- _To do_
What you return must be the data below, word for word, without any images.

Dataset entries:
::::::::
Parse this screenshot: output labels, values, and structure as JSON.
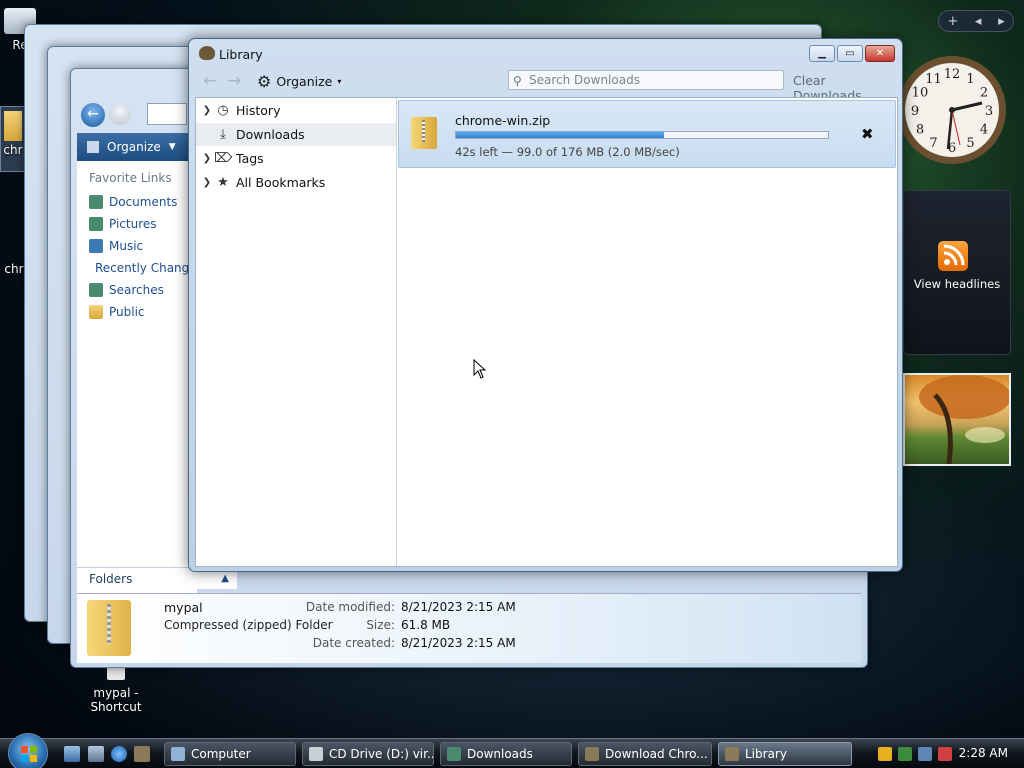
{
  "desktop": {
    "icons": [
      {
        "label": "Re"
      },
      {
        "label": "chr"
      },
      {
        "label": "chr"
      },
      {
        "label": "mypal - Shortcut"
      }
    ]
  },
  "sidebar": {
    "controls": [
      "+",
      "◂",
      "▸"
    ],
    "feed_label": "View headlines",
    "clock_numbers": [
      "12",
      "1",
      "2",
      "3",
      "4",
      "5",
      "6",
      "7",
      "8",
      "9",
      "10",
      "11"
    ]
  },
  "explorer": {
    "organize_label": "Organize",
    "favorite_links_title": "Favorite Links",
    "favorite_links": [
      "Documents",
      "Pictures",
      "Music",
      "Recently Changed",
      "Searches",
      "Public"
    ],
    "folders_label": "Folders",
    "details": {
      "name": "mypal",
      "type": "Compressed (zipped) Folder",
      "date_modified_label": "Date modified:",
      "date_modified": "8/21/2023 2:15 AM",
      "size_label": "Size:",
      "size": "61.8 MB",
      "date_created_label": "Date created:",
      "date_created": "8/21/2023 2:15 AM"
    }
  },
  "library": {
    "title": "Library",
    "organize_label": "Organize",
    "search_placeholder": "Search Downloads",
    "clear_downloads_label": "Clear Downloads",
    "tree": [
      {
        "label": "History",
        "icon": "clock-icon",
        "twisty": true,
        "selected": false
      },
      {
        "label": "Downloads",
        "icon": "download-icon",
        "twisty": false,
        "selected": true
      },
      {
        "label": "Tags",
        "icon": "tag-icon",
        "twisty": true,
        "selected": false
      },
      {
        "label": "All Bookmarks",
        "icon": "star-icon",
        "twisty": true,
        "selected": false
      }
    ],
    "download": {
      "filename": "chrome-win.zip",
      "progress_percent": 56,
      "status": "42s left — 99.0 of 176 MB (2.0 MB/sec)"
    }
  },
  "taskbar": {
    "buttons": [
      {
        "label": "Computer",
        "active": false
      },
      {
        "label": "CD Drive (D:) vir...",
        "active": false
      },
      {
        "label": "Downloads",
        "active": false
      },
      {
        "label": "Download Chro...",
        "active": false
      },
      {
        "label": "Library",
        "active": true
      }
    ],
    "clock": "2:28 AM"
  },
  "colors": {
    "accent": "#2f7fd0",
    "progress_fill": "#4a9be6",
    "close_button": "#c4382a"
  }
}
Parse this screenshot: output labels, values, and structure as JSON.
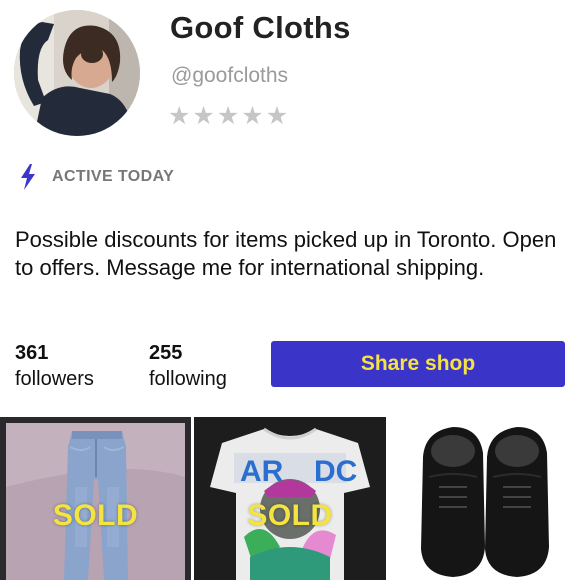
{
  "profile": {
    "shop_name": "Goof Cloths",
    "handle": "@goofcloths",
    "rating": 0,
    "stars": [
      "★",
      "★",
      "★",
      "★",
      "★"
    ],
    "star_empty_color": "#c6c6c6",
    "avatar_icon": "profile-photo"
  },
  "activity": {
    "icon": "lightning-bolt-icon",
    "label": "ACTIVE TODAY",
    "icon_color": "#3b37c8"
  },
  "bio": "Possible discounts for items picked up in Toronto. Open to offers. Message me for international shipping.",
  "stats": {
    "followers_count": "361",
    "followers_label": "followers",
    "following_count": "255",
    "following_label": "following"
  },
  "actions": {
    "share_label": "Share shop"
  },
  "colors": {
    "accent": "#3a34c9",
    "accent_text": "#f6e244",
    "sold_text": "#f3e43f"
  },
  "listings": [
    {
      "item": "jeans",
      "status": "SOLD"
    },
    {
      "item": "graphic-t-shirt",
      "status": "SOLD"
    },
    {
      "item": "black-leather-shoes",
      "status": ""
    }
  ]
}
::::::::
- _Answer section_
Parse this screenshot: output labels, values, and structure as JSON.
{
  "desktop": {
    "icons": [
      {
        "label": "Re"
      },
      {
        "label": "chr"
      },
      {
        "label": "chr"
      },
      {
        "label": "mypal - Shortcut"
      }
    ]
  },
  "sidebar": {
    "controls": [
      "+",
      "◂",
      "▸"
    ],
    "feed_label": "View headlines",
    "clock_numbers": [
      "12",
      "1",
      "2",
      "3",
      "4",
      "5",
      "6",
      "7",
      "8",
      "9",
      "10",
      "11"
    ]
  },
  "explorer": {
    "organize_label": "Organize",
    "favorite_links_title": "Favorite Links",
    "favorite_links": [
      "Documents",
      "Pictures",
      "Music",
      "Recently Changed",
      "Searches",
      "Public"
    ],
    "folders_label": "Folders",
    "details": {
      "name": "mypal",
      "type": "Compressed (zipped) Folder",
      "date_modified_label": "Date modified:",
      "date_modified": "8/21/2023 2:15 AM",
      "size_label": "Size:",
      "size": "61.8 MB",
      "date_created_label": "Date created:",
      "date_created": "8/21/2023 2:15 AM"
    }
  },
  "library": {
    "title": "Library",
    "organize_label": "Organize",
    "search_placeholder": "Search Downloads",
    "clear_downloads_label": "Clear Downloads",
    "tree": [
      {
        "label": "History",
        "icon": "clock-icon",
        "twisty": true,
        "selected": false
      },
      {
        "label": "Downloads",
        "icon": "download-icon",
        "twisty": false,
        "selected": true
      },
      {
        "label": "Tags",
        "icon": "tag-icon",
        "twisty": true,
        "selected": false
      },
      {
        "label": "All Bookmarks",
        "icon": "star-icon",
        "twisty": true,
        "selected": false
      }
    ],
    "download": {
      "filename": "chrome-win.zip",
      "progress_percent": 56,
      "status": "42s left — 99.0 of 176 MB (2.0 MB/sec)"
    }
  },
  "taskbar": {
    "buttons": [
      {
        "label": "Computer",
        "active": false
      },
      {
        "label": "CD Drive (D:) vir...",
        "active": false
      },
      {
        "label": "Downloads",
        "active": false
      },
      {
        "label": "Download Chro...",
        "active": false
      },
      {
        "label": "Library",
        "active": true
      }
    ],
    "clock": "2:28 AM"
  },
  "colors": {
    "accent": "#2f7fd0",
    "progress_fill": "#4a9be6",
    "close_button": "#c4382a"
  }
}
Parse this screenshot: output labels, values, and structure as JSON.
{
  "profile": {
    "shop_name": "Goof Cloths",
    "handle": "@goofcloths",
    "rating": 0,
    "stars": [
      "★",
      "★",
      "★",
      "★",
      "★"
    ],
    "star_empty_color": "#c6c6c6",
    "avatar_icon": "profile-photo"
  },
  "activity": {
    "icon": "lightning-bolt-icon",
    "label": "ACTIVE TODAY",
    "icon_color": "#3b37c8"
  },
  "bio": "Possible discounts for items picked up in Toronto. Open to offers. Message me for international shipping.",
  "stats": {
    "followers_count": "361",
    "followers_label": "followers",
    "following_count": "255",
    "following_label": "following"
  },
  "actions": {
    "share_label": "Share shop"
  },
  "colors": {
    "accent": "#3a34c9",
    "accent_text": "#f6e244",
    "sold_text": "#f3e43f"
  },
  "listings": [
    {
      "item": "jeans",
      "status": "SOLD"
    },
    {
      "item": "graphic-t-shirt",
      "status": "SOLD"
    },
    {
      "item": "black-leather-shoes",
      "status": ""
    }
  ]
}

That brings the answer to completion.